If DOD decides to go for such a system, they will hold a competition. Besides the Sprite and Pegasus, Elon Musk's SpaceX Falcon would probably compete for the contract.

Columbia related links...

March 3, 2003

Feedback on the Diamandis interview and other recent topics.

Columbia related links...

March 2, 2003

Fun with the Rocket Equation ... Joel Anderson has informed me about his nice little utility program - Joyride! Spaceship Designer Sketchpad - which you can use to do "back of the envelope" estimates by varying values of payload (including vehicle structure), delta-v, ISP, and GLOW.

See also the Rocketry section for links to other rocketry related software.

March 1 , 2003

An Interview with Peter Diamandis : Founder and President of the X PRIZE Foundation - Peter talks about a number of topics including the funding of the prize, the sub-orbital approach to developing spaceflight, regulatory issues, and follow-on contests.

News briefs... Ralph Hall still upset about the X-38 cancellation: Opening Statement by Rep. Ralph Hall - SpaceRef - Feb.27.03 ...

... Can do or wishful thinking? A patchwork plan for space rescue - MSNBC - Feb.28.03


Continue to February 28, 2003

Archives Index for 1999 - present

 

Other RLV News Sources
Space Frontier Society
Space Access Society

NASA SLI News
NASA SpaceTrans

Space-Travel.com
NASA Watch- Launch
OrbiReport - SpaceTrans
Spacetoday.net:Launch

 

RLV related discussion groups:
Space Frontier -
CATS Bulletin Board

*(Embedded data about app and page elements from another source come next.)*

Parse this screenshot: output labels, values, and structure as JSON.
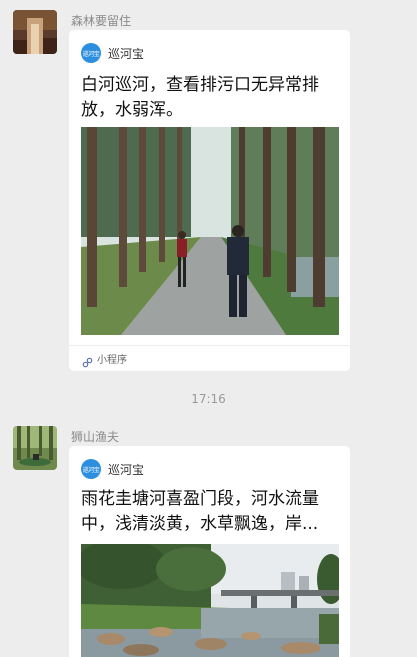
{
  "messages": [
    {
      "sender": "森林要留住",
      "card": {
        "app_logo_text": "巡河宝",
        "app_name": "巡河宝",
        "title": "白河巡河，查看排污口无异常排放，水弱浑。",
        "footer": "小程序"
      }
    },
    {
      "sender": "狮山渔夫",
      "card": {
        "app_logo_text": "巡河宝",
        "app_name": "巡河宝",
        "title": "雨花圭塘河喜盈门段，河水流量中，浅清淡黄，水草飘逸，岸..."
      }
    }
  ],
  "timestamp": "17:16",
  "colors": {
    "background": "#ededed",
    "card": "#ffffff",
    "logo": "#2d8fe0"
  },
  "icons": {
    "mini_program": "mini-program-link-icon"
  }
}
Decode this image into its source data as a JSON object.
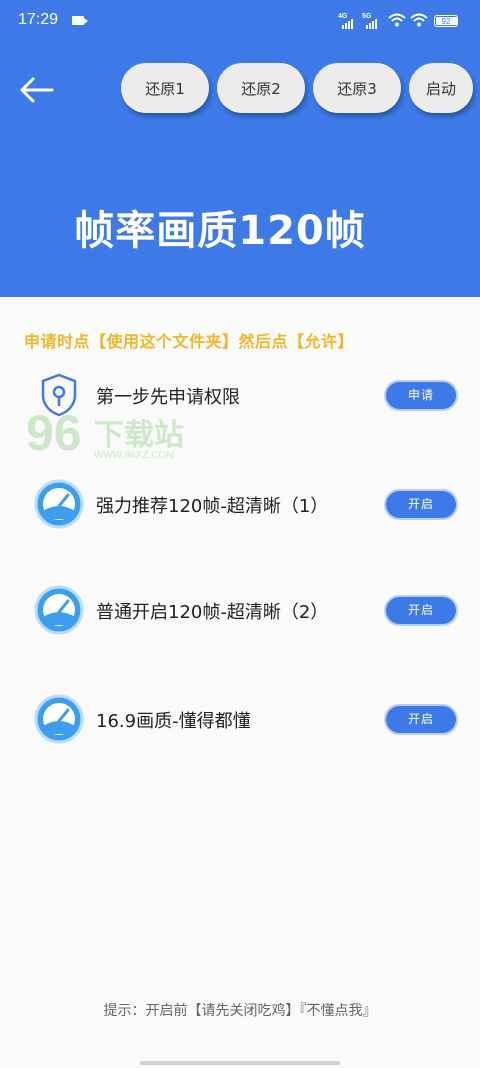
{
  "status_bar": {
    "time": "17:29",
    "signal1_tag": "4G",
    "signal2_tag": "5G",
    "battery": "92"
  },
  "header": {
    "back_icon": "arrow-left-icon",
    "buttons": [
      {
        "label": "还原1"
      },
      {
        "label": "还原2"
      },
      {
        "label": "还原3"
      },
      {
        "label": "启动"
      }
    ],
    "title": "帧率画质120帧"
  },
  "notice": "申请时点【使用这个文件夹】然后点【允许】",
  "items": [
    {
      "icon": "shield-key-icon",
      "label": "第一步先申请权限",
      "action": "申请"
    },
    {
      "icon": "speedometer-icon",
      "label": "强力推荐120帧-超清晰（1）",
      "action": "开启"
    },
    {
      "icon": "speedometer-icon",
      "label": "普通开启120帧-超清晰（2）",
      "action": "开启"
    },
    {
      "icon": "speedometer-icon",
      "label": "16.9画质-懂得都懂",
      "action": "开启"
    }
  ],
  "watermark": {
    "number": "96",
    "text": "下载站",
    "url": "WWW.96XZ.COM"
  },
  "tip": "提示：开启前【请先关闭吃鸡】『不懂点我』",
  "colors": {
    "primary": "#3d7ae8",
    "notice": "#f2b629",
    "pill": "#ebebeb"
  }
}
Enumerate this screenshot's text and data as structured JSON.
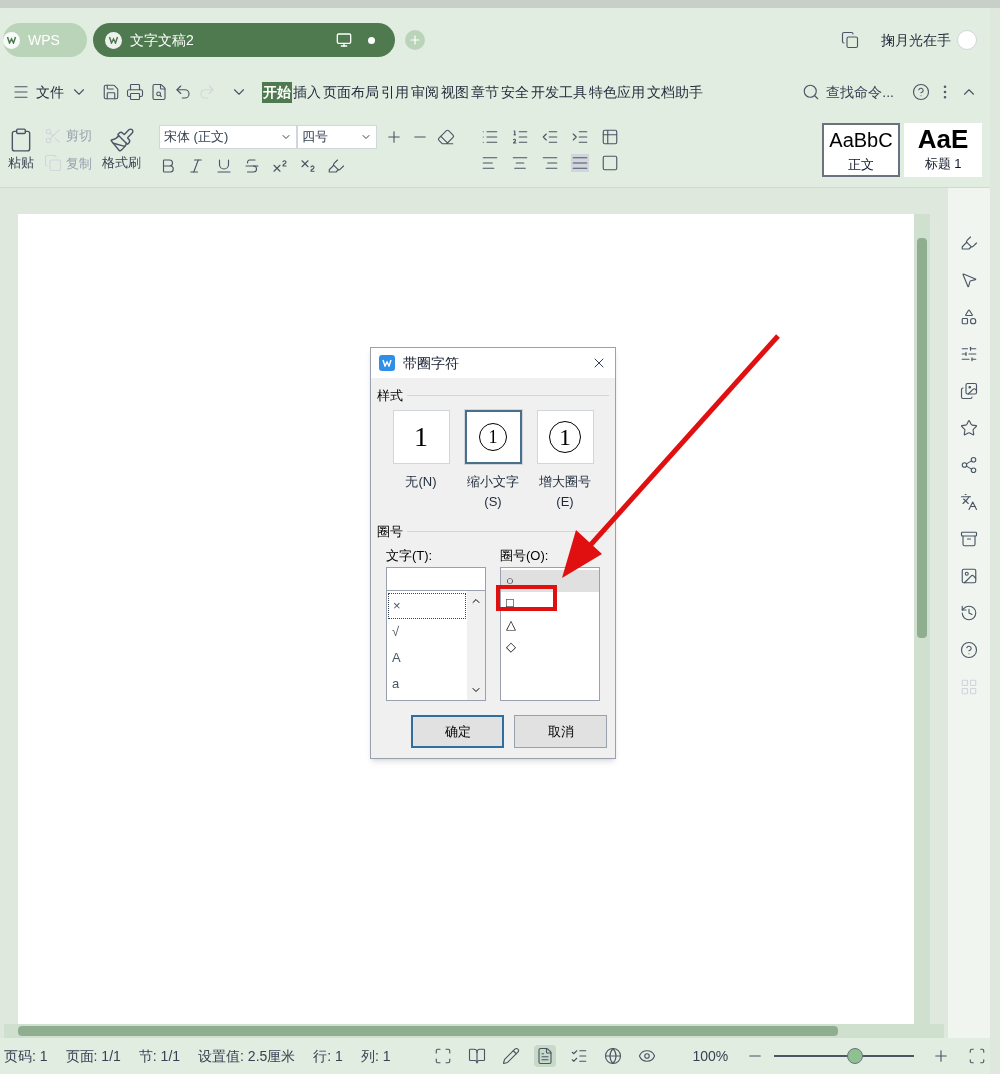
{
  "app_tabs": [
    {
      "label": "WPS",
      "selected": false
    },
    {
      "label": "文字文稿2",
      "selected": true
    }
  ],
  "user": "掬月光在手",
  "menu": {
    "file": "文件",
    "tabs": [
      {
        "label": "开始",
        "selected": true
      },
      {
        "label": "插入",
        "selected": false
      },
      {
        "label": "页面布局",
        "selected": false
      },
      {
        "label": "引用",
        "selected": false
      },
      {
        "label": "审阅",
        "selected": false
      },
      {
        "label": "视图",
        "selected": false
      },
      {
        "label": "章节",
        "selected": false
      },
      {
        "label": "安全",
        "selected": false
      },
      {
        "label": "开发工具",
        "selected": false
      },
      {
        "label": "特色应用",
        "selected": false
      },
      {
        "label": "文档助手",
        "selected": false
      }
    ],
    "search": "查找命令..."
  },
  "ribbon": {
    "paste": "粘贴",
    "cut": {
      "label": "剪切",
      "disabled": true
    },
    "copy": {
      "label": "复制",
      "disabled": true
    },
    "format_painter": "格式刷",
    "font": "宋体 (正文)",
    "size": "四号",
    "styles": [
      {
        "preview": "AaBbC",
        "label": "正文",
        "selected": true
      },
      {
        "preview": "AaE",
        "label": "标题 1",
        "selected": false
      }
    ]
  },
  "dialog": {
    "title": "带圈字符",
    "style_section": "样式",
    "styles": [
      {
        "kind": "none",
        "preview": "1",
        "label": "无(N)",
        "selected": false
      },
      {
        "kind": "shrink",
        "preview": "1",
        "label": "缩小文字 (S)",
        "selected": true
      },
      {
        "kind": "enlarge",
        "preview": "1",
        "label": "增大圈号 (E)",
        "selected": false
      }
    ],
    "enclosure_section": "圈号",
    "text_label": "文字(T):",
    "text_items": [
      {
        "label": "×",
        "selected": true
      },
      {
        "label": "√",
        "selected": false
      },
      {
        "label": "A",
        "selected": false
      },
      {
        "label": "a",
        "selected": false
      }
    ],
    "enclosure_label": "圈号(O):",
    "enclosures": [
      {
        "label": "○",
        "selected": true
      },
      {
        "label": "□",
        "selected": false
      },
      {
        "label": "△",
        "selected": false
      },
      {
        "label": "◇",
        "selected": false
      }
    ],
    "buttons": [
      {
        "label": "确定",
        "kind": "default"
      },
      {
        "label": "取消",
        "kind": "normal"
      }
    ]
  },
  "status": [
    "页码: 1",
    "页面: 1/1",
    "节: 1/1",
    "设置值: 2.5厘米",
    "行: 1",
    "列: 1"
  ],
  "view_modes": [
    {
      "kind": "fullscreen",
      "selected": false
    },
    {
      "kind": "reading",
      "selected": false
    },
    {
      "kind": "edit",
      "selected": false
    },
    {
      "kind": "page",
      "selected": true
    },
    {
      "kind": "outline",
      "selected": false
    },
    {
      "kind": "web",
      "selected": false
    },
    {
      "kind": "eye",
      "selected": false
    }
  ],
  "zoom": {
    "reading": "100%",
    "level": 0.58
  }
}
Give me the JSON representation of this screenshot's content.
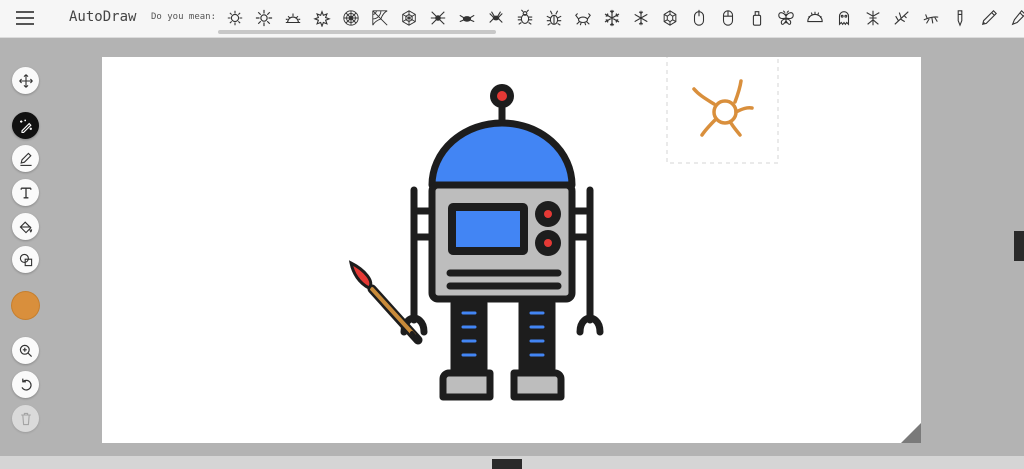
{
  "app": {
    "name": "AutoDraw"
  },
  "suggestions": {
    "label": "Do you mean:",
    "items": [
      "sun-icon",
      "sun-icon",
      "sunrise-icon",
      "sun-icon",
      "spiderweb-icon",
      "spiderweb-icon",
      "spiderweb-icon",
      "spider-icon",
      "spider-icon",
      "spider-icon",
      "bug-icon",
      "bug-icon",
      "crab-icon",
      "snowflake-icon",
      "snowflake-icon",
      "snowflake-icon",
      "mouse-icon",
      "mouse-icon",
      "bottle-icon",
      "butterfly-icon",
      "hedgehog-icon",
      "monster-icon",
      "mosquito-icon",
      "mosquito-icon",
      "mosquito-icon",
      "pen-icon",
      "pen-icon",
      "pen-icon"
    ]
  },
  "tools": [
    {
      "name": "move-tool",
      "icon": "move-icon"
    },
    {
      "name": "autodraw-tool",
      "icon": "autodraw-icon",
      "active": true
    },
    {
      "name": "draw-tool",
      "icon": "pencil-icon"
    },
    {
      "name": "type-tool",
      "icon": "text-icon"
    },
    {
      "name": "fill-tool",
      "icon": "paint-bucket-icon"
    },
    {
      "name": "shape-tool",
      "icon": "shapes-icon"
    },
    {
      "name": "color-picker",
      "color": "#d98f3c"
    },
    {
      "name": "zoom-tool",
      "icon": "zoom-icon"
    },
    {
      "name": "undo-tool",
      "icon": "undo-icon"
    },
    {
      "name": "delete-tool",
      "icon": "trash-icon",
      "disabled": true
    }
  ],
  "colors": {
    "accent": "#d98f3c",
    "robot_blue": "#4285f4",
    "robot_red": "#e53935",
    "robot_gray": "#bdbdbd",
    "outline": "#1d1d1d"
  }
}
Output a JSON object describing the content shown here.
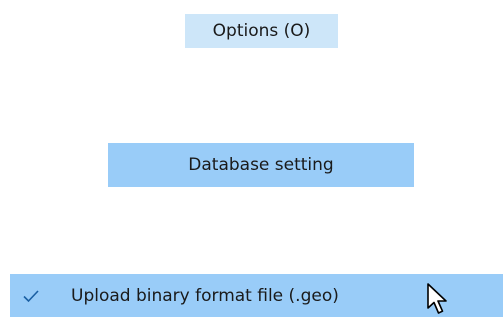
{
  "options_item": {
    "label": "Options (O)"
  },
  "database_item": {
    "label": "Database setting"
  },
  "upload_item": {
    "label": "Upload binary format file (.geo)",
    "checked": true,
    "check_icon": "checkmark-icon"
  },
  "cursor": {
    "icon": "mouse-pointer-icon"
  },
  "colors": {
    "hover": "#cde6f9",
    "selected": "#99ccf8",
    "check": "#1a5fa3"
  }
}
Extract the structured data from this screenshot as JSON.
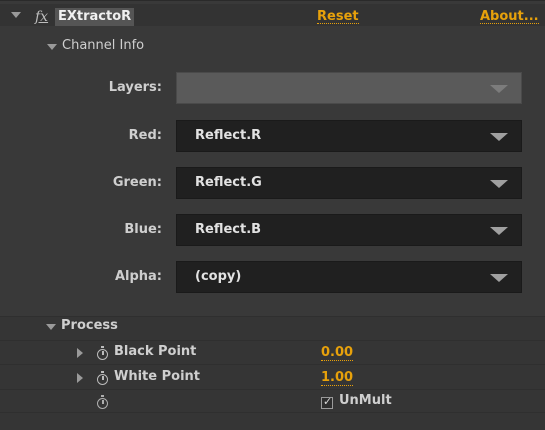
{
  "effect": {
    "fx_label": "fx",
    "name": "EXtractoR",
    "reset_label": "Reset",
    "about_label": "About..."
  },
  "channel_info": {
    "title": "Channel Info",
    "rows": [
      {
        "label": "Layers:",
        "value": "",
        "enabled": false
      },
      {
        "label": "Red:",
        "value": "Reflect.R",
        "enabled": true
      },
      {
        "label": "Green:",
        "value": "Reflect.G",
        "enabled": true
      },
      {
        "label": "Blue:",
        "value": "Reflect.B",
        "enabled": true
      },
      {
        "label": "Alpha:",
        "value": "(copy)",
        "enabled": true
      }
    ]
  },
  "process": {
    "title": "Process",
    "black_point": {
      "label": "Black Point",
      "value": "0.00"
    },
    "white_point": {
      "label": "White Point",
      "value": "1.00"
    },
    "unmult": {
      "label": "UnMult",
      "checked": true
    }
  },
  "colors": {
    "accent": "#e7a10b",
    "panel_bg": "#393939",
    "dropdown_bg": "#202020"
  },
  "icons": [
    "disclosure-triangle-icon",
    "stopwatch-icon",
    "dropdown-arrow-icon",
    "checkbox-icon"
  ]
}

ERPS Email

 
 
 
Home  |  Directory  |  Advertising  |  About  |  Contact  |  Disclaimer
© 1999-2013 HobbySpace, All Rights Reserved.
HobbySpace is a part of Space-H Services.